Photo: John Pogacnik
A jaunty Green-tailed Towhee peers at its discoverer in a Lake County, Ohio backyard.
One of the blessings (sometimes curse) of modern technology is that one can keep apprised of nearly everything that's going on, anywhere. My Droid X smart phone is a mini techno-marvel that, among many other things, pipes my emails to me nearly anywhere I may be. Thus, on May 2 it was via the Droid that I learned of yet another uber-rarity discovered by John Pogacnik along the Lake Erie shoreline. Problem for me was I was deep in southern West Virginia's mountains, and John was reporting the rare bird from his feeding station in his yard in Lake County, Ohio.
The bird that John had found was a Green-tailed Towhee, Pipilo chlorurus, and it was only the fifth Ohio record. We've got to travel back to 1993 to get to the previous record, which also was a feeder bird. That bird appeared on January 10th at a homestead in Lorain County, and lingered until tax day, April 15th. Like a fool - and due to overall busyness - I never bothered to go see it. Foolishly, I figured another would show up before long, little knowing it would be 19 years later before another Green-tailed Towhee graced Ohio.
As can be seen from this excellent range map, the Green-tailed Towhee is very much a sparrow of the western U.S. However, they wander far to the east with some regularity, and have appeared in many states east of the Mississippi River. Still, the discovery of one in our neck of the woods is big news.
Photo: John Pogacnik
In addition to being a topflight birder, John is a heckuva lensman, as his fabulous shots of this towhee illustrate. John has the good fortune of living right on the shore of Lake Erie; his house is perched on a bluff offering a commanding view of the lake. Plus, the yard and surrounding lands are heavily vegetated, and the area acts as a trap for migrant songbirds. As a result, Pogacnik may be able to boast the largest "yard list" of anyone in Ohio, especially as he regularly sees waterbirds such as scoters, jaegers, loons, and others from the property.
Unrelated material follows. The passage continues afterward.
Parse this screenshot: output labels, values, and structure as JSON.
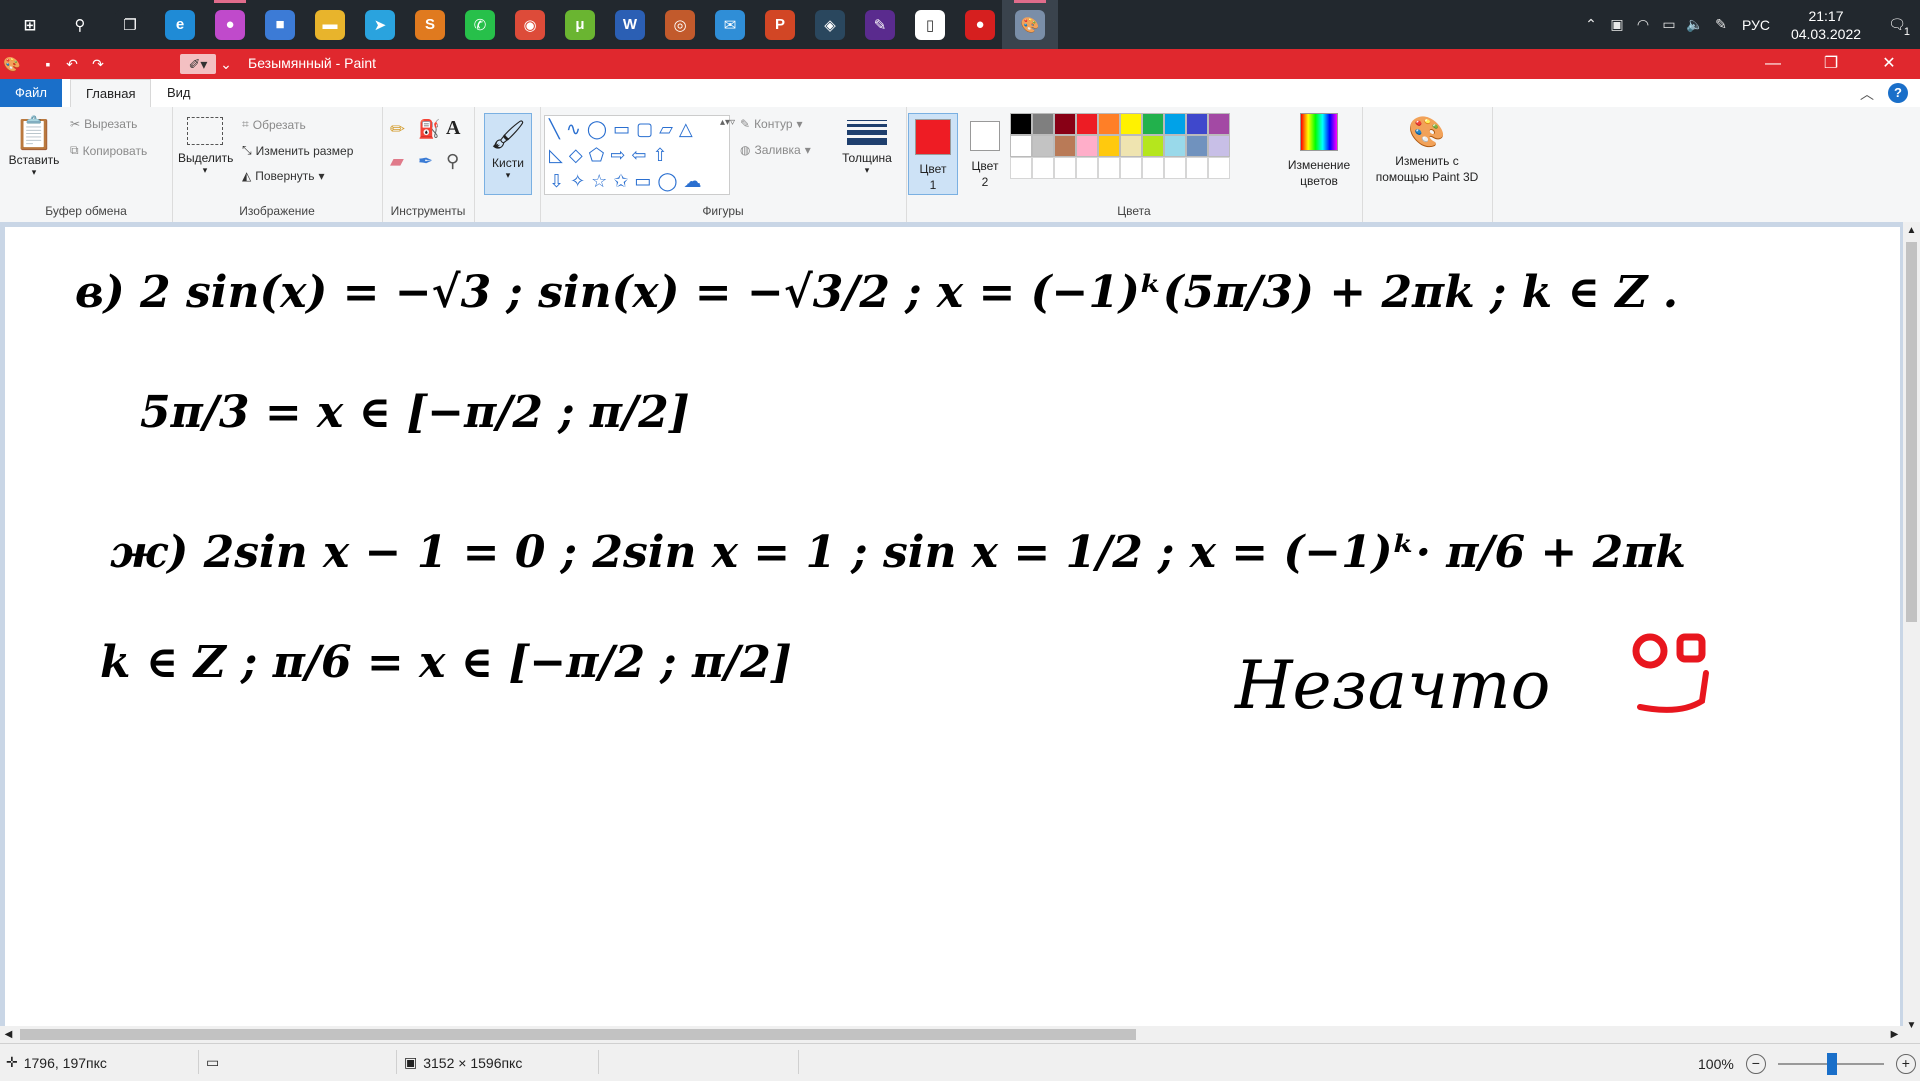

This Green-tailed Towhee is not the first rarity he's had at his feeders. Hoary Redpoll, Rufous Hummingbird, and both crossbills come to mind, and I know there's been others. John instantly put word out to the birding community about this towhee, and a few people were able to get there in time to see it. But alas, the bird was a one-day wonder, and was gone the next day. I hope it isn't nineteen more years before we see another in Ohio.